Back in 2010, I was working in a financial role and looking for an office for my company. I realized, from the consumer’s perspective, that my options for finding one were limited. The commercial real estate industry was completely segmented, with brokers and landlords holding all the information, and thus, the power.
After consulting with my two friends in the industry — my cofounders Jonathan and Justin — everyone confirmed my sentiment: commercial real estate was tech-averse and disjointed. In response, we launched TheSquareFoot as an office listing platform, and later became a brokerage to help clients secure deals.
When technological advances and information being more available to the consumer there are a few significant trends to be aware of when you are considering an office space for your startup.
The Sharing Economy Will Continue to Grow
The startup craze has ignited a fire in office sharing. In 2015, devoted coworking spaces like The Yard and WeWork became increasingly popular, and so did other options for coworking: desk-sharing via PivotDesk, office spaces by the hour through sites like Breather, and space rental for events through Splacer.
Young companies don’t have the resources to lease an entire office but might consider renting out a few desks or a place in a coworking space for the interim. For well-established companies, take advantage of this demand by leasing out unused space. Not only will this counterbalance costs, but it will also encourage collaboration beyond the confines of your business.
The Demand for the Internet of Things (IoT)
As the workplace decentralizes, the need for transparent information about different locations grows. With IoT connectivity, monitoring and managing this information becomes simple because it allows an administrator to view and manage all this information about every location, from anywhere in the world. For a tech startup, having the ability to monitor their office from afar or IoT enabled amenities will be an appealing quality.
For developers of IoT technology, commercial real estate is the perfect industry to tackle because it can entertain enterprise-level contracts, and many businesses are technologically inept.
While the demand for IoT will increase, it will likely not become commonplace right away due to buildings unable to support it. There are some simple IoT technologies that don’t require extra credentials, but if startups want to go full high-tech, they’ll have to find a special property and pay a premium.
VR and AR in Real Estate
With the advancement in virtual reality and augmented reality, potential customers will be able to take remote office tours, plan an office redesigns and have a greater understanding of architectural concepts.

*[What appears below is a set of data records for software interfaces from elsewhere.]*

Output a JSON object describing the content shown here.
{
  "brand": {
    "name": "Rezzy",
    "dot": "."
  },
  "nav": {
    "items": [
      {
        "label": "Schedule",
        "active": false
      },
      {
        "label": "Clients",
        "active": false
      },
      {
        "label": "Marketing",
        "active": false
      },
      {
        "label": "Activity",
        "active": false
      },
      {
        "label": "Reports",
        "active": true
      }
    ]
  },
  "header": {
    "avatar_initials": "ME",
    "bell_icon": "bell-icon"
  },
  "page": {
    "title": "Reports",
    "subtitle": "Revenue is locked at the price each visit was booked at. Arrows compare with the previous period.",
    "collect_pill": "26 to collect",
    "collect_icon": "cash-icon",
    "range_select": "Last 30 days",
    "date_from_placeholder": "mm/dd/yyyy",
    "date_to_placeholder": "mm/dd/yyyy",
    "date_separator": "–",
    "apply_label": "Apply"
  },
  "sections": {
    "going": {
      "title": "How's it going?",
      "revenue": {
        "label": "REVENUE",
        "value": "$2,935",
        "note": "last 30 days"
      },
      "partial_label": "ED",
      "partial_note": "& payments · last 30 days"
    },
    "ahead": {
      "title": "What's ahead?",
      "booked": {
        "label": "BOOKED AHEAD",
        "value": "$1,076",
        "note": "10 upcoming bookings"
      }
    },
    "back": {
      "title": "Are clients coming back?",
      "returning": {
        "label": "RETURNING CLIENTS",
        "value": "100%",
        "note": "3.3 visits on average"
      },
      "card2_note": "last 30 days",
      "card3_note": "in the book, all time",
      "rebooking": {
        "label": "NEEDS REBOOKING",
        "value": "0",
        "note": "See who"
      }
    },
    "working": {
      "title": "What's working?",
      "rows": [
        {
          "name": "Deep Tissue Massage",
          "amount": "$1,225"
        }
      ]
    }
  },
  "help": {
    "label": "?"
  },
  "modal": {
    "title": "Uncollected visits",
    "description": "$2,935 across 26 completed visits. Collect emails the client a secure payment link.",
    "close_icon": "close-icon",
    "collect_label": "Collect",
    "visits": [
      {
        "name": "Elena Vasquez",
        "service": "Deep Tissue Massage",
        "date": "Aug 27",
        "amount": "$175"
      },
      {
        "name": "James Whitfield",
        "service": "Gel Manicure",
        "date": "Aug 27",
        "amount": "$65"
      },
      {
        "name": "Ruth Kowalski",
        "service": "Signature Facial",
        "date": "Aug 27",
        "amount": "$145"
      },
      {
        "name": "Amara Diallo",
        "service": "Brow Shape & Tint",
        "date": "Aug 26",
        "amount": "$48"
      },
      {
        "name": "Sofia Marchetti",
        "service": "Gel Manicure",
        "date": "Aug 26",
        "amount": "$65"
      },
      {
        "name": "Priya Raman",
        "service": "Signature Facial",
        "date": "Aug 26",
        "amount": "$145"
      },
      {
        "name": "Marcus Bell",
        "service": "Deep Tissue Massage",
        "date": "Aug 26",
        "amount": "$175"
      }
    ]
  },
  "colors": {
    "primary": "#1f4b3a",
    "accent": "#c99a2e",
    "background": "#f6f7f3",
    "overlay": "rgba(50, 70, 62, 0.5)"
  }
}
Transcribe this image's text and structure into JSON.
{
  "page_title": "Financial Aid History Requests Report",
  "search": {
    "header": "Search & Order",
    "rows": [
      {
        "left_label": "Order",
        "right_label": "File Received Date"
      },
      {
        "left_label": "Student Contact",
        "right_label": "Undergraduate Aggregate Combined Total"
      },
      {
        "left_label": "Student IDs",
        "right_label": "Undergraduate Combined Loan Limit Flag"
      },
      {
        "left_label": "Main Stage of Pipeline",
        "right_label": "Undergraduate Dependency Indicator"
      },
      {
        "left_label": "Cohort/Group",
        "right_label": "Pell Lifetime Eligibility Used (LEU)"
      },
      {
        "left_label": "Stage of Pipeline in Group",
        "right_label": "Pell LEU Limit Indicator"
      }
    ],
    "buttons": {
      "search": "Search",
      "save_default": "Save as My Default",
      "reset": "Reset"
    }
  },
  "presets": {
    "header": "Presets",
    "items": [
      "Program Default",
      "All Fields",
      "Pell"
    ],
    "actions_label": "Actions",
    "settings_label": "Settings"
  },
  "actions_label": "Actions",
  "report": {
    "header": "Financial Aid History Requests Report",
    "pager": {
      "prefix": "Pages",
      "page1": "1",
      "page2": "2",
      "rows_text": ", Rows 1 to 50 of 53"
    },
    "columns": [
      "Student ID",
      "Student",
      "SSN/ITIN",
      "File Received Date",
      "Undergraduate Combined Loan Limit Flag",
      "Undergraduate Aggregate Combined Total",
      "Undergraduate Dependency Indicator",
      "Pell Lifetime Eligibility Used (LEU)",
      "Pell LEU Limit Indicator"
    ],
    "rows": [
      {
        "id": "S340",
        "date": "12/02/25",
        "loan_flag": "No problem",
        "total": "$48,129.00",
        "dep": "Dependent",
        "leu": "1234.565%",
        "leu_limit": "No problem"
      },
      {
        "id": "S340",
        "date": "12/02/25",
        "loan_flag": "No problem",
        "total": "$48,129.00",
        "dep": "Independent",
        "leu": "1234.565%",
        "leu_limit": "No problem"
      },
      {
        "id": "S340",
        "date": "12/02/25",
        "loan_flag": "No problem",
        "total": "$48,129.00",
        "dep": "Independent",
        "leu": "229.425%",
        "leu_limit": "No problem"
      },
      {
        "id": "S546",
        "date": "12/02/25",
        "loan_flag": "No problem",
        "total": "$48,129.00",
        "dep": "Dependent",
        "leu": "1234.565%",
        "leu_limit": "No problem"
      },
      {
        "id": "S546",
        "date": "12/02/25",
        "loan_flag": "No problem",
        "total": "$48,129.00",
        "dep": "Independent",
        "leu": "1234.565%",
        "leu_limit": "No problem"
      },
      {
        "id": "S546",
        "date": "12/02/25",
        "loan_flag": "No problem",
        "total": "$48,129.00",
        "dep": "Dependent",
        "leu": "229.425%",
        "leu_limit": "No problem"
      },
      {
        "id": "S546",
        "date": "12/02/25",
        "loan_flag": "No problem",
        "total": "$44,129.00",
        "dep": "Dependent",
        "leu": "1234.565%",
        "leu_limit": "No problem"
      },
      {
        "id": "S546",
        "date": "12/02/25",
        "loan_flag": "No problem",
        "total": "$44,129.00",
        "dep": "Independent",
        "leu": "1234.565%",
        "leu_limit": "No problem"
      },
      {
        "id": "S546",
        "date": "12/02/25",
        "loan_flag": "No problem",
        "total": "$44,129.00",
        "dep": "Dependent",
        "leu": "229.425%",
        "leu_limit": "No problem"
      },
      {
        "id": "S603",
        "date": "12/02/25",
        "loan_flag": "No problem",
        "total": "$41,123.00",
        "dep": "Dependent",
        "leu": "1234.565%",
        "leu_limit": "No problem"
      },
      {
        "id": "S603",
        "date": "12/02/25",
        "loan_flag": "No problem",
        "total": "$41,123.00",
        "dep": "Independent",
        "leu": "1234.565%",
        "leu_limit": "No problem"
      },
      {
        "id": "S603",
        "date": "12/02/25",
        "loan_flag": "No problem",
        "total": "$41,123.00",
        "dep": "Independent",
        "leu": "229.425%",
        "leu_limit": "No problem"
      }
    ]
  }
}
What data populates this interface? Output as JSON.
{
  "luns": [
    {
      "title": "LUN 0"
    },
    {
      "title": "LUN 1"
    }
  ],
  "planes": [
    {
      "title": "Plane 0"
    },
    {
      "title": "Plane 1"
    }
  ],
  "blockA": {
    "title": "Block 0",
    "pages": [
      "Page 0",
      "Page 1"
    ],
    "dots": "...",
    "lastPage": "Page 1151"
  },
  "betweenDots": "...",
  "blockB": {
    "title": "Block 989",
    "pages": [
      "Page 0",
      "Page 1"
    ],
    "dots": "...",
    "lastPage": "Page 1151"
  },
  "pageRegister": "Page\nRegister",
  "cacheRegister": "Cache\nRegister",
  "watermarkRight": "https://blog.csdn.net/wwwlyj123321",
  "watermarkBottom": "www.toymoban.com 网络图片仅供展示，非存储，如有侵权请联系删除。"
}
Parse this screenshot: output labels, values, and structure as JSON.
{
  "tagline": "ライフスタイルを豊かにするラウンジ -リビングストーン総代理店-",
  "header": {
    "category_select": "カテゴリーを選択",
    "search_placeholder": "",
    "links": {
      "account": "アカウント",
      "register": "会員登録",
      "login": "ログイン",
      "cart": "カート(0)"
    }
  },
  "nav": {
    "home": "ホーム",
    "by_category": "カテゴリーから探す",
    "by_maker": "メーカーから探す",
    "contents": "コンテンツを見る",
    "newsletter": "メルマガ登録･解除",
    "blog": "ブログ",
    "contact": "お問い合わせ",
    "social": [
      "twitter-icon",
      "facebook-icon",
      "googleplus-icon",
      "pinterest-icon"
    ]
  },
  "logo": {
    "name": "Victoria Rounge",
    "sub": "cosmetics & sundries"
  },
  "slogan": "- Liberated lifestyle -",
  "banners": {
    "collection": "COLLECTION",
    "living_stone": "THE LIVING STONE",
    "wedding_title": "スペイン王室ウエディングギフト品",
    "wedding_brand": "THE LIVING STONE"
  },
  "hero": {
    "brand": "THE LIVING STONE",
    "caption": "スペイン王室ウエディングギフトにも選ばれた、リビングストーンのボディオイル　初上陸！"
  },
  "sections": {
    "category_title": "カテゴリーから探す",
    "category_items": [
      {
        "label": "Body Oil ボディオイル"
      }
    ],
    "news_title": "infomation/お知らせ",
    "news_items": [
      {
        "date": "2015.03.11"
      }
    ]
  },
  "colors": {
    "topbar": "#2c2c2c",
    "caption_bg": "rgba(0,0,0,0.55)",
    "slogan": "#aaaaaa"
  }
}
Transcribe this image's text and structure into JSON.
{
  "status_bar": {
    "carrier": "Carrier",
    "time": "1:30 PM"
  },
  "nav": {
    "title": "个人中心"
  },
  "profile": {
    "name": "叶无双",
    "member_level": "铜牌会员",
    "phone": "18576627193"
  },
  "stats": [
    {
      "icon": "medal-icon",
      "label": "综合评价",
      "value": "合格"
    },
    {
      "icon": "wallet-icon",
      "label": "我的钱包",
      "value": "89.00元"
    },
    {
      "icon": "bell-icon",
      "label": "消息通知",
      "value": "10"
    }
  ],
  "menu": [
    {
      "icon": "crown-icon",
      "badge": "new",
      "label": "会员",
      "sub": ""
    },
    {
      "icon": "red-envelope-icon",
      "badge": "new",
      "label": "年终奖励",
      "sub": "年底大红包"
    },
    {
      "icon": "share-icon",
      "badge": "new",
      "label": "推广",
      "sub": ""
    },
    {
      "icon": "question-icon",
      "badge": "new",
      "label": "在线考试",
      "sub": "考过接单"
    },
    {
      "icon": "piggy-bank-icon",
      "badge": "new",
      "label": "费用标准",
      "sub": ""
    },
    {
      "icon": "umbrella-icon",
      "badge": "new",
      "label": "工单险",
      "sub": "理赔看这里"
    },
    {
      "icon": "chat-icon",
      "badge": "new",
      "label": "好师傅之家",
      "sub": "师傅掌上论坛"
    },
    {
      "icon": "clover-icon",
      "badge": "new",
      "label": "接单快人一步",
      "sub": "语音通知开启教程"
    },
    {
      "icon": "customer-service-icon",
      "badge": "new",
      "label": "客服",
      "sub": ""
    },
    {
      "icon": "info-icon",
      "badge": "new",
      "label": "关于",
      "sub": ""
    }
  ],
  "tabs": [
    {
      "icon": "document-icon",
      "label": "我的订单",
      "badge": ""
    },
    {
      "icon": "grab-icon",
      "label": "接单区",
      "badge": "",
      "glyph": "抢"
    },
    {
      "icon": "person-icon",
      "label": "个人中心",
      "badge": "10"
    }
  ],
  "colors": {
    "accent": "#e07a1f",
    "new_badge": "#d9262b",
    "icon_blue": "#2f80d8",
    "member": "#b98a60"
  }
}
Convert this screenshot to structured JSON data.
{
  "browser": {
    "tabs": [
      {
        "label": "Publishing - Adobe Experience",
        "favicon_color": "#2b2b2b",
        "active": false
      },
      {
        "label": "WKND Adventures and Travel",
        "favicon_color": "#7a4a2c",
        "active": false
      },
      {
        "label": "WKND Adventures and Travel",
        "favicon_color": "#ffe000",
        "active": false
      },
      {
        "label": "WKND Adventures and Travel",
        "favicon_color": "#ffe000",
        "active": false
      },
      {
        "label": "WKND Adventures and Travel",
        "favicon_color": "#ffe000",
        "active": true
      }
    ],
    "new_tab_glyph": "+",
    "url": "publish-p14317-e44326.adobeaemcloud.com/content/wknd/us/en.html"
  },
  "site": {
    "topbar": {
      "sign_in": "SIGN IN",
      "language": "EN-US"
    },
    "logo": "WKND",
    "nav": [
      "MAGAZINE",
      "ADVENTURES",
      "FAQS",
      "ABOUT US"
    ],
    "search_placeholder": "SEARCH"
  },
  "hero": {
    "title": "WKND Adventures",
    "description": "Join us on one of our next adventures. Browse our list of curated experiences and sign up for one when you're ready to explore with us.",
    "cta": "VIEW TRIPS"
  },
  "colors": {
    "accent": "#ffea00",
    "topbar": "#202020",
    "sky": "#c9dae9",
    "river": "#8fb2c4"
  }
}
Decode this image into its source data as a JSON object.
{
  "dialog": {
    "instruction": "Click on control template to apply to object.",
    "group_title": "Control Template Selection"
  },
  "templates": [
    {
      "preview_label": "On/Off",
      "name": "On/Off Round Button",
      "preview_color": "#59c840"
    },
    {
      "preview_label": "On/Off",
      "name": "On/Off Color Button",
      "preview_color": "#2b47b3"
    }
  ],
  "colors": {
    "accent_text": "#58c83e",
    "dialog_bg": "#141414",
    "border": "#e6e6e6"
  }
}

Commercial broker houses and businesses should care about the convergence of VR into office leasing and begin to request VR and AR mockups because it means greater and more realistic foresight into offices in the future, which will allow these businesses to effectively map out the trajectory of their in-office growth. For example, Sage Realty Corp. has been offering VR tours for a building currently under renovation, which won’t be ready for physical tours until later this year.
For the customer, having the option of augmented reality tours can help them imagine being in their office and watching it morph into a design concept right before their eyes. Being able to visualize things through a 3D headset will allow the viewer to imagine the transition and not just the final product.
Technology will continue to have a huge impact on commercial real estate and the office leasing process. Even as the coworking concept grows, technology will be there to help it grow faster. For startups considering moving into a new office, take into account these trends. By encouraging more connectivity between people, objects and visualizations, you will ultimately make your business stronger.
Read more about real estate tech at Tech.Co.